Blending visual and performing arts, Melt (in progress) was performed by 3 dancers perched on small seats affixed to the wall and wrapped in sculptural beeswax and lanolin costumes that slowly melted away illustrating the transformation of the ephemeral body into light.

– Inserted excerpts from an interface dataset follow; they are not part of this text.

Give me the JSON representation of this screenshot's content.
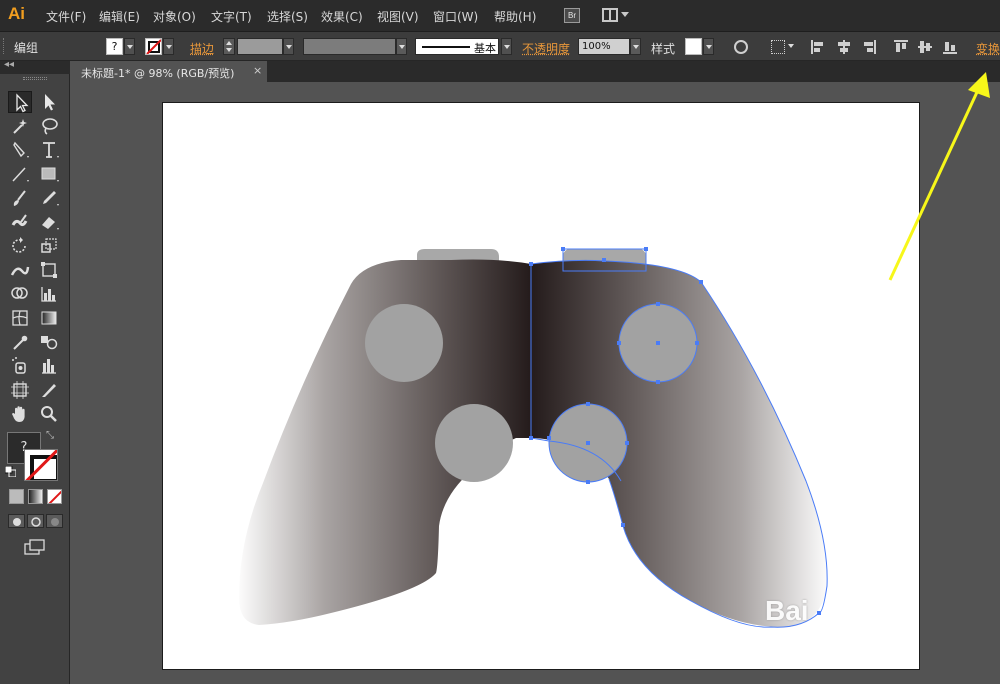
{
  "app": {
    "logo": "Ai"
  },
  "menu": [
    "文件(F)",
    "编辑(E)",
    "对象(O)",
    "文字(T)",
    "选择(S)",
    "效果(C)",
    "视图(V)",
    "窗口(W)",
    "帮助(H)"
  ],
  "bridge_label": "Br",
  "control": {
    "selection_type": "编组",
    "fill_value": "?",
    "stroke_label": "描边",
    "stroke_profile": "基本",
    "opacity_label": "不透明度",
    "opacity_value": "100%",
    "style_label": "样式",
    "transform_label": "变换"
  },
  "document": {
    "tab_title": "未标题-1* @ 98% (RGB/预览)",
    "close": "×"
  },
  "tools": {
    "collapse": "◂◂",
    "fill_question": "?",
    "items": [
      "selection-tool",
      "direct-selection-tool",
      "magic-wand-tool",
      "lasso-tool",
      "pen-tool",
      "type-tool",
      "line-segment-tool",
      "rectangle-tool",
      "paintbrush-tool",
      "pencil-tool",
      "blob-brush-tool",
      "eraser-tool",
      "rotate-tool",
      "scale-tool",
      "warp-tool",
      "free-transform-tool",
      "shape-builder-tool",
      "column-graph-tool",
      "mesh-tool",
      "gradient-tool",
      "eyedropper-tool",
      "blend-tool",
      "symbol-sprayer-tool",
      "column-graph-tool-2",
      "artboard-tool",
      "slice-tool",
      "hand-tool",
      "zoom-tool"
    ]
  },
  "watermark": "Bai",
  "colors": {
    "accent": "#e8973a",
    "selection": "#4a7cf7",
    "annotation_arrow": "#f7f71a"
  }
}
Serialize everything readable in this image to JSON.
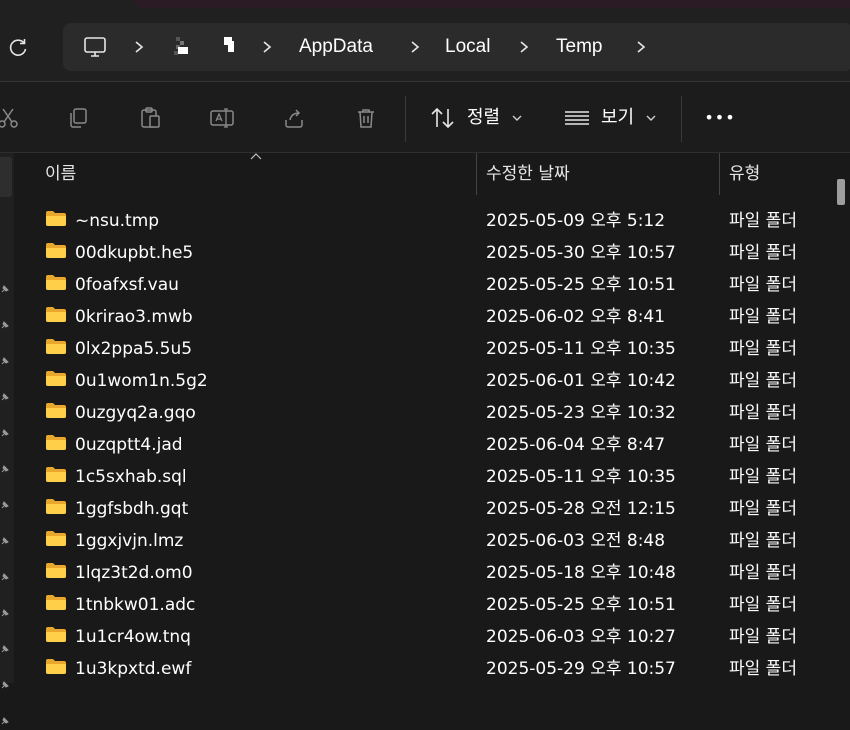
{
  "address_bar": {
    "crumbs": [
      "AppData",
      "Local",
      "Temp"
    ]
  },
  "toolbar": {
    "sort_label": "정렬",
    "view_label": "보기",
    "more_label": "•••"
  },
  "columns": {
    "name": "이름",
    "date": "수정한 날짜",
    "type": "유형"
  },
  "files": [
    {
      "name": "~nsu.tmp",
      "date": "2025-05-09 오후 5:12",
      "type": "파일 폴더"
    },
    {
      "name": "00dkupbt.he5",
      "date": "2025-05-30 오후 10:57",
      "type": "파일 폴더"
    },
    {
      "name": "0foafxsf.vau",
      "date": "2025-05-25 오후 10:51",
      "type": "파일 폴더"
    },
    {
      "name": "0krirao3.mwb",
      "date": "2025-06-02 오후 8:41",
      "type": "파일 폴더"
    },
    {
      "name": "0lx2ppa5.5u5",
      "date": "2025-05-11 오후 10:35",
      "type": "파일 폴더"
    },
    {
      "name": "0u1wom1n.5g2",
      "date": "2025-06-01 오후 10:42",
      "type": "파일 폴더"
    },
    {
      "name": "0uzgyq2a.gqo",
      "date": "2025-05-23 오후 10:32",
      "type": "파일 폴더"
    },
    {
      "name": "0uzqptt4.jad",
      "date": "2025-06-04 오후 8:47",
      "type": "파일 폴더"
    },
    {
      "name": "1c5sxhab.sql",
      "date": "2025-05-11 오후 10:35",
      "type": "파일 폴더"
    },
    {
      "name": "1ggfsbdh.gqt",
      "date": "2025-05-28 오전 12:15",
      "type": "파일 폴더"
    },
    {
      "name": "1ggxjvjn.lmz",
      "date": "2025-06-03 오전 8:48",
      "type": "파일 폴더"
    },
    {
      "name": "1lqz3t2d.om0",
      "date": "2025-05-18 오후 10:48",
      "type": "파일 폴더"
    },
    {
      "name": "1tnbkw01.adc",
      "date": "2025-05-25 오후 10:51",
      "type": "파일 폴더"
    },
    {
      "name": "1u1cr4ow.tnq",
      "date": "2025-06-03 오후 10:27",
      "type": "파일 폴더"
    },
    {
      "name": "1u3kpxtd.ewf",
      "date": "2025-05-29 오후 10:57",
      "type": "파일 폴더"
    }
  ]
}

The only artist to stage a performance unaffiliated with an exhibition in Black & White Gallery's outdoor project space, Noémie Lafrance's work challenges conventions of dance, which commonly favor bodies moving in isolation from their surroundings. Her site-specific choreography forcefully engages with the formal and psychological particularities of architecture. Presented on two evenings, her work in progress, Melt, tethered three female dancers to the back wall of the Williamsburg space, their bodies covered in a combination of bees wax and synthetic lanolin. As they performed a 15-minute piece, the wax melted under the heat emitted by the intense lighting, giving the impression that the bodies would disappear completely over time. "The piece was about bodies transforming into light," said Lafrance. "I wanted to have dancers attached to the wall as if for eternity in this dead-end space. It has no exit except for the sky, which kind of opens a lid on the space, and walking, you can't go anywhere, but you can fly—or evaporate." The performance was visually unforgettable, and it generated a significant amount of interest in Lafrance, who went on to choreograph Noir, staged in a parking garage in conjunction with the 2004 Whitney Biennial, among other celebrated works. She most recently presented Rapture on the facade of the Frank Ghery-designed Fischer Center for the Performing Arts at Bard College, and she is currently searching for a venue where she can realize a larger, complete version of Melt.